• **Task to complete**:
Search the records for "replies" and copy each line that holds it.

• **Recorded data**:
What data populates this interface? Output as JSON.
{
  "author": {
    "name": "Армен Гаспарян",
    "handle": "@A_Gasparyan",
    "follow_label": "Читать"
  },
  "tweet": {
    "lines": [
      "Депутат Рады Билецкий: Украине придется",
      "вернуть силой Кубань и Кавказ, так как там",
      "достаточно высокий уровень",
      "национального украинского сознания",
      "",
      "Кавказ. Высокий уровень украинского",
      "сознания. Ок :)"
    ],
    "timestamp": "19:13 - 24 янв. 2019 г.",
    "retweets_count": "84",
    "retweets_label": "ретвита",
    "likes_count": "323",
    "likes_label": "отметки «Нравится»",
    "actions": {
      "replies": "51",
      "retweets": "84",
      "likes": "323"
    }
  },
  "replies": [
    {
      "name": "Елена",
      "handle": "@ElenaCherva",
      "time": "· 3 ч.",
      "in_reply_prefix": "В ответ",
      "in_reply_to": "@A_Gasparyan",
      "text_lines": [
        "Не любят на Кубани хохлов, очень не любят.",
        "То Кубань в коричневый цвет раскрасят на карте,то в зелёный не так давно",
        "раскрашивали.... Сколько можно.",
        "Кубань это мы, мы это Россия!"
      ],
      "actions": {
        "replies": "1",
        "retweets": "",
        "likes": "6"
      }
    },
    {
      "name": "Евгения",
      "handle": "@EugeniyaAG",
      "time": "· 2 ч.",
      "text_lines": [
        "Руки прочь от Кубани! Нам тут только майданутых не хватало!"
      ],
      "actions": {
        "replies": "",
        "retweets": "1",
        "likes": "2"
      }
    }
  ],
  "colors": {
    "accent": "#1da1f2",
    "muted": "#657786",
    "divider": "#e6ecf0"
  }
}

• **Solution to this task**:
      "replies": "51",
  "replies": [
        "replies": "1",
        "replies": "",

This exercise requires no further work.